This month marks the 28th anniversary of Breast Cancer Awareness Month. As millions of people stand up to breast cancer and take that walk, scientists are working on a revolutionary blood test that can possibly take the place of an annual mammogram. A new clinical study is about to begin in the UK’s largest breast screening clinic at Charing Cross hospital, West London, which is funded by Cancer Research UK in collaboration with the University of Leicester and Imperial College London.
According to the The Sun, this new procedure can take effect as early as 2017, if successful. The test seeks out DNA chemicals, called biomarkers. This DNA chemical is produced by tumors the moment they develop.
Studies have found that in the past 40 years, breast cancer rates have almost doubled. The disease in England sky rocketed 90 percent from 1971 to 2010 — from 66 cases per 100,000 women to 126.
Chief Dr Jacqui Shaw, of Leicester University, hopes we can put an end to this high rise in breast cancer. According to Sky News, Dr Shaw said: “This exciting research means we could one day have a blood test that detects the very early signs of cancer, meaning women could have an annual blood test rather than breast screening. “This would remove any worry and anxiety for women who are called for further investigations after a mammogram only to find they don’t have cancer. As things stand we aren’t able to monitor breast cancer patients after they’ve had surgery and treatment – which is like treating diabetes but not measuring blood sugar levels. This new blood test could change that.”
Professor Charles Coombes, co-investigator and Cancer Research UK’s breast cancer expert from Imperial College London, claims breast cancer is diagnosed by a woman’s DNA in her blood. He states that in this study his research team is trying to find out “how early the signs of breast cancer show up in a blood test.” So by looking at blood samples of women who have breast cancer diagnosed through screening we can see if the cancer is already showing in their blood.”
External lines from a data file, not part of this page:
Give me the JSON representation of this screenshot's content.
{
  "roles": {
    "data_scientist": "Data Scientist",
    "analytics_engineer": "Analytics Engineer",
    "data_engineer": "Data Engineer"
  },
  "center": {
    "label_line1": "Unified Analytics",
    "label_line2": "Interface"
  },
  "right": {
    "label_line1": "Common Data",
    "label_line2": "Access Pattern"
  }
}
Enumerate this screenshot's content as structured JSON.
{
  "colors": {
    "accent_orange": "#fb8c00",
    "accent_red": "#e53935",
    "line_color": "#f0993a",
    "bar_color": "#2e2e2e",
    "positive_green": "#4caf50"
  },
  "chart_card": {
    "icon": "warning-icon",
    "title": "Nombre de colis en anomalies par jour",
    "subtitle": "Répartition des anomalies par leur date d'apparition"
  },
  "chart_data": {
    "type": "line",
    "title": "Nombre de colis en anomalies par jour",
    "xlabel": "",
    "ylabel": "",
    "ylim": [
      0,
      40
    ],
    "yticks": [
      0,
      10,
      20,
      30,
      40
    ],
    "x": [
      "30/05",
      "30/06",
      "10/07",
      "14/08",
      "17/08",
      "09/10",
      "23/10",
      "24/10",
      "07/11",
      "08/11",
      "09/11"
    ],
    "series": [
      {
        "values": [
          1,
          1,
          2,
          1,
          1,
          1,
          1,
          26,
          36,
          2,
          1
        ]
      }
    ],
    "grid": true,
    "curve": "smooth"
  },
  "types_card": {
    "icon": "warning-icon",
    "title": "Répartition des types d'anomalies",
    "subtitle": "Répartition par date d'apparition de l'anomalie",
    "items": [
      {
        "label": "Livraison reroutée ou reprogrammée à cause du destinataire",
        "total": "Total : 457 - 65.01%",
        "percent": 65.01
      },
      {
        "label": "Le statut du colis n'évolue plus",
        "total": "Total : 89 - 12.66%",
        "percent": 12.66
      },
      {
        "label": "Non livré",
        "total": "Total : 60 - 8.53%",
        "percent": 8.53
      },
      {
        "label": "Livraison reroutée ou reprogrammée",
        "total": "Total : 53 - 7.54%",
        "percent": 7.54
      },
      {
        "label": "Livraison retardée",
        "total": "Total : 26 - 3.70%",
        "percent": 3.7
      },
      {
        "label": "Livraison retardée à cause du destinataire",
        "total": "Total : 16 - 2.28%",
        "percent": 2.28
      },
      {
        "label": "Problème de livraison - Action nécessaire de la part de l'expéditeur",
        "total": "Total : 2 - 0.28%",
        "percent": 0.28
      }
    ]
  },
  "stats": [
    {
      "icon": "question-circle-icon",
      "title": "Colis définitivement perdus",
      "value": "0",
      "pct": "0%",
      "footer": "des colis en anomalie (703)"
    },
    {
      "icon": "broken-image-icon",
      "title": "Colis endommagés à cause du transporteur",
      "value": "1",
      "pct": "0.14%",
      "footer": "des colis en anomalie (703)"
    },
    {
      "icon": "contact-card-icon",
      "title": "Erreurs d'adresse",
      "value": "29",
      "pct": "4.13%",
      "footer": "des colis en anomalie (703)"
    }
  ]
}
The study have just begun but these high hopes for scientists need more work to conclude if this routine blood test can actually become a reality for patients. They hope this test will not only detect breast cancer early but also be able to detect whether breast cancer patients are likely to relapse and what drugs their particular type of tumor will respond to.